### How to complete this task
Please report every line of the listing below that has the word "title" in it.

### Dataset entries
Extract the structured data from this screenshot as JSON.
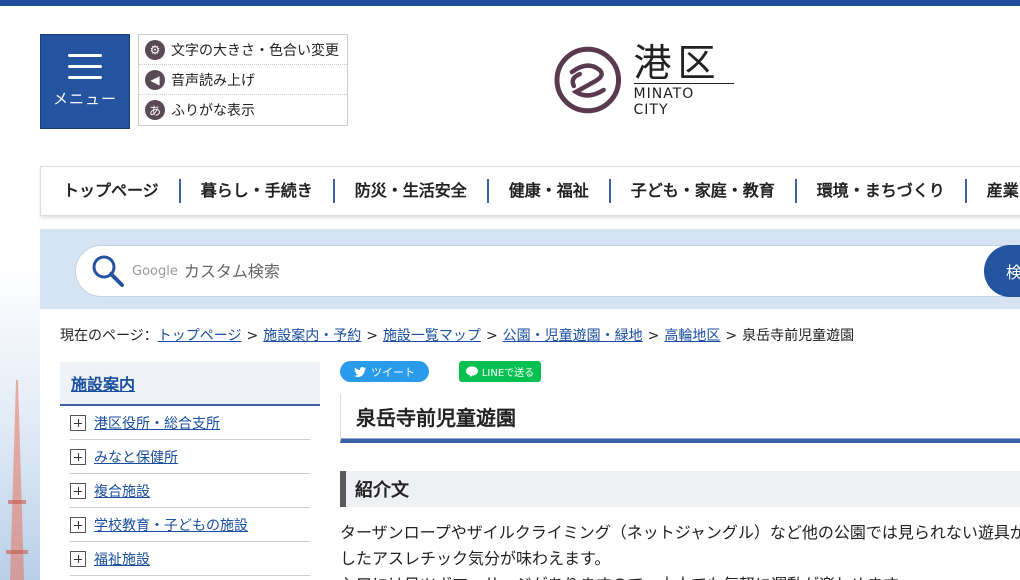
{
  "header": {
    "menu_label": "メニュー",
    "tools": [
      {
        "icon": "gear-icon",
        "label": "文字の大きさ・色合い変更"
      },
      {
        "icon": "speaker-icon",
        "label": "音声読み上げ"
      },
      {
        "icon": "hiragana-a-icon",
        "label": "ふりがな表示"
      }
    ],
    "logo": {
      "ku": "港区",
      "city": "MINATO CITY"
    }
  },
  "nav": [
    "トップページ",
    "暮らし・手続き",
    "防災・生活安全",
    "健康・福祉",
    "子ども・家庭・教育",
    "環境・まちづくり",
    "産業・"
  ],
  "search": {
    "google": "Google",
    "placeholder": "カスタム検索",
    "button": "検"
  },
  "breadcrumb": {
    "prefix": "現在のページ：",
    "links": [
      "トップページ",
      "施設案内・予約",
      "施設一覧マップ",
      "公園・児童遊園・緑地",
      "高輪地区"
    ],
    "current": "泉岳寺前児童遊園"
  },
  "side": {
    "title": "施設案内",
    "items": [
      "港区役所・総合支所",
      "みなと保健所",
      "複合施設",
      "学校教育・子どもの施設",
      "福祉施設"
    ]
  },
  "social": {
    "tweet": "ツイート",
    "line": "LINEで送る"
  },
  "main": {
    "title": "泉岳寺前児童遊園",
    "section": "紹介文",
    "lines": [
      "ターザンロープやザイルクライミング（ネットジャングル）など他の公園では見られない遊具が",
      "したアスレチック気分が味わえます。",
      "入口には日ツボマッサージがありますので、大人でも気軽に運動が楽しめます。"
    ]
  },
  "colors": {
    "brand": "#24549f",
    "accent": "#3b62a8",
    "logo": "#5a3a4f"
  }
}
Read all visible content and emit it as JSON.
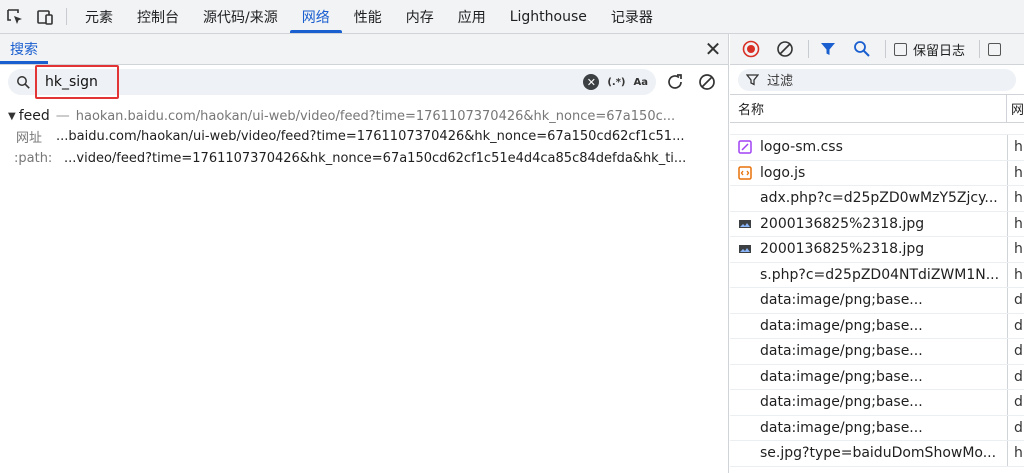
{
  "tabs": [
    {
      "label": "元素"
    },
    {
      "label": "控制台"
    },
    {
      "label": "源代码/来源"
    },
    {
      "label": "网络",
      "active": true
    },
    {
      "label": "性能"
    },
    {
      "label": "内存"
    },
    {
      "label": "应用"
    },
    {
      "label": "Lighthouse"
    },
    {
      "label": "记录器"
    }
  ],
  "search_panel": {
    "tab_label": "搜索",
    "query": "hk_sign",
    "regex_label": "(.*)",
    "case_label": "Aa",
    "result": {
      "file": "feed",
      "url": "haokan.baidu.com/haokan/ui-web/video/feed?time=1761107370426&hk_nonce=67a150c...",
      "lines": [
        {
          "label": "网址",
          "value": "...baidu.com/haokan/ui-web/video/feed?time=1761107370426&hk_nonce=67a150cd62cf1c51..."
        },
        {
          "label": ":path:",
          "value": "...video/feed?time=1761107370426&hk_nonce=67a150cd62cf1c51e4d4ca85c84defda&hk_ti..."
        }
      ]
    }
  },
  "network": {
    "preserve_log_label": "保留日志",
    "filter_placeholder": "过滤",
    "col_name": "名称",
    "col_second": "网",
    "rows": [
      {
        "name": "logo-sm.css",
        "icon": "css-file-icon",
        "col2": "h"
      },
      {
        "name": "logo.js",
        "icon": "js-file-icon",
        "col2": "h"
      },
      {
        "name": "adx.php?c=d25pZD0wMzY5Zjcy...",
        "icon": "none",
        "col2": "h"
      },
      {
        "name": "2000136825%2318.jpg",
        "icon": "image-file-icon",
        "col2": "h"
      },
      {
        "name": "2000136825%2318.jpg",
        "icon": "image-file-icon",
        "col2": "h"
      },
      {
        "name": "s.php?c=d25pZD04NTdiZWM1N...",
        "icon": "none",
        "col2": "h"
      },
      {
        "name": "data:image/png;base...",
        "icon": "none",
        "col2": "d"
      },
      {
        "name": "data:image/png;base...",
        "icon": "none",
        "col2": "d"
      },
      {
        "name": "data:image/png;base...",
        "icon": "none",
        "col2": "d"
      },
      {
        "name": "data:image/png;base...",
        "icon": "none",
        "col2": "d"
      },
      {
        "name": "data:image/png;base...",
        "icon": "none",
        "col2": "d"
      },
      {
        "name": "data:image/png;base...",
        "icon": "none",
        "col2": "d"
      },
      {
        "name": "se.jpg?type=baiduDomShowMo...",
        "icon": "none",
        "col2": "h"
      }
    ]
  },
  "colors": {
    "accent": "#1a5fd0",
    "record": "#d93025",
    "highlight_box": "#e23434"
  }
}
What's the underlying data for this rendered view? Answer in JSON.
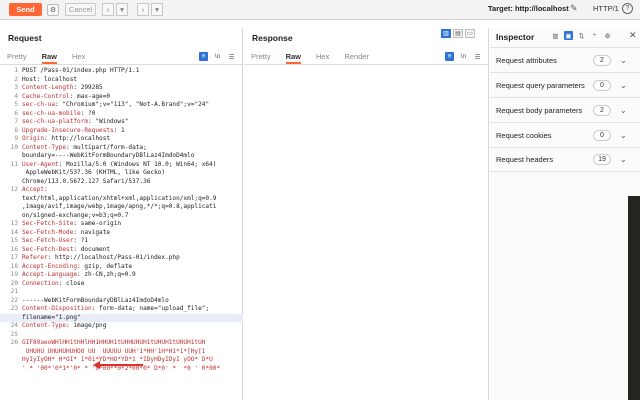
{
  "toolbar": {
    "send_label": "Send",
    "cancel_label": "Cancel",
    "target_text": "Target: http://localhost",
    "http_version": "HTTP/1",
    "help": "?"
  },
  "request": {
    "title": "Request",
    "tabs": [
      "Pretty",
      "Raw",
      "Hex"
    ],
    "active_tab": "Raw",
    "tab_icons": [
      "wrap",
      "\\n",
      "menu"
    ]
  },
  "response": {
    "title": "Response",
    "tabs": [
      "Pretty",
      "Raw",
      "Hex",
      "Render"
    ],
    "active_tab": "Raw",
    "tab_icons": [
      "wrap",
      "\\n",
      "menu"
    ]
  },
  "inspector": {
    "title": "Inspector",
    "rows": [
      {
        "label": "Request attributes",
        "count": "2"
      },
      {
        "label": "Request query parameters",
        "count": "0"
      },
      {
        "label": "Request body parameters",
        "count": "2"
      },
      {
        "label": "Request cookies",
        "count": "0"
      },
      {
        "label": "Request headers",
        "count": "19"
      }
    ]
  },
  "colors": {
    "accent": "#ff6633",
    "selected": "#2f72d6",
    "header_key": "#c03030"
  },
  "code_lines": [
    {
      "n": "1",
      "k": "",
      "v": "POST /Pass-01/index.php HTTP/1.1"
    },
    {
      "n": "2",
      "k": "",
      "v": "Host: localhost"
    },
    {
      "n": "3",
      "k": "Content-Length",
      "v": ": 299285"
    },
    {
      "n": "4",
      "k": "Cache-Control",
      "v": ": max-age=0"
    },
    {
      "n": "5",
      "k": "sec-ch-ua",
      "v": ": \"Chromium\";v=\"113\", \"Not-A.Brand\";v=\"24\""
    },
    {
      "n": "6",
      "k": "sec-ch-ua-mobile",
      "v": ": ?0"
    },
    {
      "n": "7",
      "k": "sec-ch-ua-platform",
      "v": ": \"Windows\""
    },
    {
      "n": "8",
      "k": "Upgrade-Insecure-Requests",
      "v": ": 1"
    },
    {
      "n": "9",
      "k": "Origin",
      "v": ": http://localhost"
    },
    {
      "n": "10",
      "k": "Content-Type",
      "v": ": multipart/form-data;"
    },
    {
      "n": "",
      "k": "",
      "v": "boundary=----WebKitFormBoundaryDBlLaz4ImdoD4mlo"
    },
    {
      "n": "11",
      "k": "User-Agent",
      "v": ": Mozilla/5.0 (Windows NT 10.0; Win64; x64)"
    },
    {
      "n": "",
      "k": "",
      "v": " AppleWebKit/537.36 (KHTML, like Gecko)"
    },
    {
      "n": "",
      "k": "",
      "v": "Chrome/113.0.5672.127 Safari/537.36"
    },
    {
      "n": "12",
      "k": "Accept",
      "v": ":"
    },
    {
      "n": "",
      "k": "",
      "v": "text/html,application/xhtml+xml,application/xml;q=0.9"
    },
    {
      "n": "",
      "k": "",
      "v": ",image/avif,image/webp,image/apng,*/*;q=0.8,applicati"
    },
    {
      "n": "",
      "k": "",
      "v": "on/signed-exchange;v=b3;q=0.7"
    },
    {
      "n": "13",
      "k": "Sec-Fetch-Site",
      "v": ": same-origin"
    },
    {
      "n": "14",
      "k": "Sec-Fetch-Mode",
      "v": ": navigate"
    },
    {
      "n": "15",
      "k": "Sec-Fetch-User",
      "v": ": ?1"
    },
    {
      "n": "16",
      "k": "Sec-Fetch-Dest",
      "v": ": document"
    },
    {
      "n": "17",
      "k": "Referer",
      "v": ": http://localhost/Pass-01/index.php"
    },
    {
      "n": "18",
      "k": "Accept-Encoding",
      "v": ": gzip, deflate"
    },
    {
      "n": "19",
      "k": "Accept-Language",
      "v": ": zh-CN,zh;q=0.9"
    },
    {
      "n": "20",
      "k": "Connection",
      "v": ": close"
    },
    {
      "n": "21",
      "k": "",
      "v": ""
    },
    {
      "n": "22",
      "k": "",
      "v": "------WebKitFormBoundaryDBlLaz4ImdoD4mlo"
    },
    {
      "n": "23",
      "k": "Content-Disposition",
      "v": ": form-data; name=\"upload_file\";"
    },
    {
      "n": "",
      "k": "",
      "v": "filename=\"1.png\""
    },
    {
      "n": "24",
      "k": "Content-Type",
      "v": ": image/png"
    },
    {
      "n": "25",
      "k": "",
      "v": ""
    },
    {
      "n": "26",
      "k": "",
      "v": "GIF89aeoWHlHH1tHHlHH1HHUH1tUHHUHUH1tUHUH1tUHUH1tUH"
    },
    {
      "n": "",
      "k": "",
      "v": " UHUHU UHUHUHUHOO UU  UUUUU UUH'1*HH'1H*H1*1*[Hy[1"
    },
    {
      "n": "",
      "k": "",
      "v": "HyIyIyOH* H*OI* 1*01*YD*HO*YD*1 *IDyHDyIDyI yOO* D*U"
    },
    {
      "n": "",
      "k": "",
      "v": "' * '00*'0*1*'0* * '0*00**0*2*00*0* D*0' *  *0 ' 0*00*"
    }
  ]
}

### Output of the task
    "title": "施設案内",
    "title": "泉岳寺前児童遊園",
    "title": "Request",
    "title": "Response",
    "title": "Inspector",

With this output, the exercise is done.